― Kerri ManiscalcoStalking Jack the Ripper

 

Goodreads Blurb

Seventeen-year-old Audrey Rose Wadsworth was born a lord’s daughter, with a life of wealth and privilege stretched out before her. But between the social teas and silk dress fittings, she leads a forbidden secret life.

Against her stern father’s wishes and society’s expectations, Audrey often slips away to her uncle’s laboratory to study the gruesome practice of forensic medicine. When her work on a string of savagely killed corpses drags Audrey into the investigation of a serial murderer, her search for answers brings her close to her own sheltered world.

 

Review

If you are a fan of Sherlock Holmes or the recent Jackaby novels by William Ritter then you would absolutely adore this book. Except the main character is a female, and all around awesome.

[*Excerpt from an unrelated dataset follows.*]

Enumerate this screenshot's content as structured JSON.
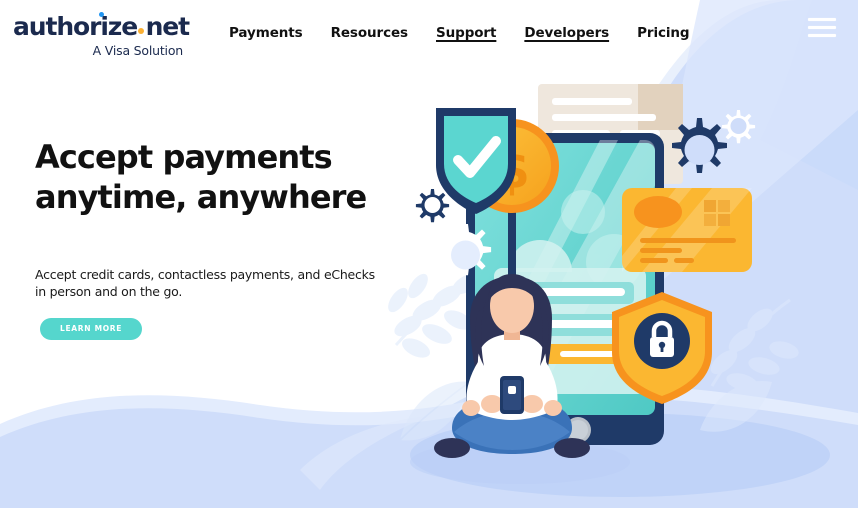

Audrey Rose is a strong female character who doesn’t bend to societies rules based on gender. She thoroughly enjoys studying as an apprentice underneath her uncle as a medical examiner and they help Scotland Yard solve the case of Jack the Ripper who is terrorizing the streets of London and killing young women and taking their organs for an unknown reason. They do this along with her uncles other apprentice, the dashing but oh-so-aggravating Thomas Cresswell who is a know-it-all and a shameless flirt.

However, the plot thickens even more when Audrey Rose realizes these murders have happened to many women who have worked as maids in her home over the span of her lifetime. And that one had been previously betrothed to her uncle. Can this be mere coincidence? Could she possibly know the killer or even be living in the same house as him?

She and Thomas must find out the truth.

I highly enjoyed this novel. I liked Maniscalco’s writing voice and how witty and sassy she made Audrey Rose and her cousin Liza, I liked how Audrey Rose didn’t let 19th century English society tell her who to be (Propriety be damned!), and it took me by surprise! I had no idea who the murderer was until the last 3rd of the book. It took me quite awhile to catch on.

You know how sometimes you read a mystery novel and you figure out where they’re going with it about halfway through the book? That was not this book. Her style of writing was wonderfully refreshing! I gave this book 5/5 stars. And I received an ARC of the 2nd book, Hunting Prince Dracula, from the Texas Library Association convention this year and will be posting a review of it soon as well. So get ready to leave England and head to Dracula’s castle in Romania for Audrey Rose’s next adventure!

***I do feel like I need to add a disclaimer to the end of this review… this was a pretty dark, gory book. If you are squeamish or not into that sort of story you may not want try this one out. Or if you do be prepared because they go into full detail when they are examining the victims bodies murdered by The Ripper.***